The Toyota Supra Mark III was the first Supra to be completely separate from the Celica line. While the Celica followed the rest of the compact imports into front-wheel drive, the Supra retained its rear-wheel drive configuration and received all-new chassis and bodywork. Like its predecessor, the Mark III Supra was a good-looking car, reflecting the design aesthetic of its period, nicely crafted and understated.
Arriving mid-year in 1986, the Mark III Supra was gifted with a substantially upgraded engine compared to the model it replaced. The new Supras received a 3.0-liter, DOHC four-valve engine that delivered 200 hp and 196 lb-ft of torque. That power was sent to the rear wheels through the buyer’s choice of a five-speed manual or four-speed automatic transmission.
Just a few months later, the 1987 models arrived, adding a high-zoot turbocharged option to the Supra line. The turbo Supras boasted 230 hp and 246 lb-ft of torque. The turbo engine was also Toyota’s first distributorless engine, with individual coil packs firing the plugs based on a cam position sensor. To handle the extra power, turbo models received a special, heavy-duty five-speed manual transmission. Engine power remained constant through the Mark III lifecycle, with a redesigned turbo offering an additional 2 horsepower in 1989.
Toyota also brought the technology wagon to the Supra Mark III, making the new TEMS (Toyota Electronic Modulated Suspension) system standard on turbo cars and optional on normally aspirated models. The suspension system offered electronically controlled “normal” and “sport” settings for the shock absorbers. Anti-lock brakes, headlight washers, a targa top, a trip computer (through 1989), and a driver side airbag (beginning in 1990) are other notable features.
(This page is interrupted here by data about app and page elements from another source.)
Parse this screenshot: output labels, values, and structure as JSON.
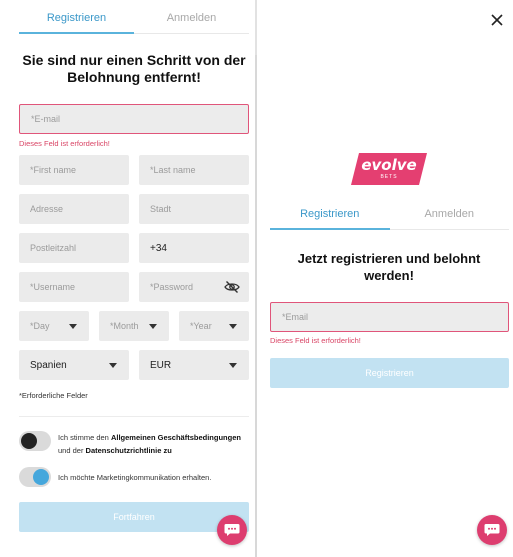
{
  "colors": {
    "accent": "#5ab3dc",
    "error": "#e0557a",
    "brand": "#dd3d6f",
    "button": "#c2e2f2"
  },
  "left": {
    "tabs": [
      {
        "label": "Registrieren",
        "active": true
      },
      {
        "label": "Anmelden",
        "active": false
      }
    ],
    "heading": "Sie sind nur einen Schritt von der Belohnung entfernt!",
    "email_placeholder": "*E-mail",
    "email_error": "Dieses Feld ist erforderlich!",
    "first_name_placeholder": "*First name",
    "last_name_placeholder": "*Last name",
    "address_placeholder": "Adresse",
    "city_placeholder": "Stadt",
    "postcode_placeholder": "Postleitzahl",
    "phone_prefix": "+34",
    "username_placeholder": "*Username",
    "password_placeholder": "*Password",
    "day_placeholder": "*Day",
    "month_placeholder": "*Month",
    "year_placeholder": "*Year",
    "country_value": "Spanien",
    "currency_value": "EUR",
    "required_note": "*Erforderliche Felder",
    "terms": {
      "part1": "Ich stimme den ",
      "link1": "Allgemeinen Geschäftsbedingungen",
      "part2": "und der ",
      "link2": "Datenschutzrichtlinie zu",
      "checked": false
    },
    "marketing": {
      "label": "Ich möchte Marketingkommunikation erhalten.",
      "checked": true
    },
    "submit_label": "Fortfahren"
  },
  "right": {
    "logo": {
      "word": "evolve",
      "sub": "BETS"
    },
    "tabs": [
      {
        "label": "Registrieren",
        "active": true
      },
      {
        "label": "Anmelden",
        "active": false
      }
    ],
    "heading": "Jetzt registrieren und belohnt werden!",
    "email_placeholder": "*Email",
    "email_error": "Dieses Feld ist erforderlich!",
    "submit_label": "Registrieren"
  },
  "icons": {
    "close": "close-icon",
    "chat": "chat-bubble-icon",
    "eye": "eye-slash-icon",
    "chevron": "chevron-down-icon"
  }
}
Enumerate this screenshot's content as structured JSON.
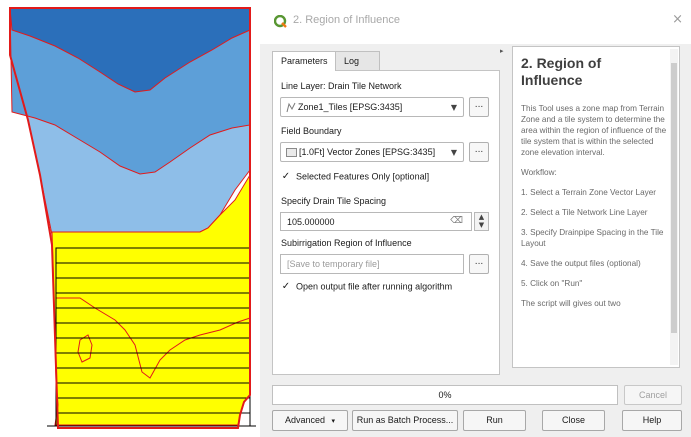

A total of 108,565 Toyota Supra Mark III models were produced over its six-year cycle. With such a long production run, the Mark III Supra cannot be considered a transition model, but rather an evolutionary phase on the way to the final expression of the Toyota Supra – the Mark IV that would become a legend in import sports car tuning. Mark III Supras today are affordable, and have an enthusiastic following, meaning there is a lot of parts and club support available. The turbos in particular were driven hard when new, and can be difficult to locate in a well-maintained state, though well-sorted examples are quite rewarding to drive.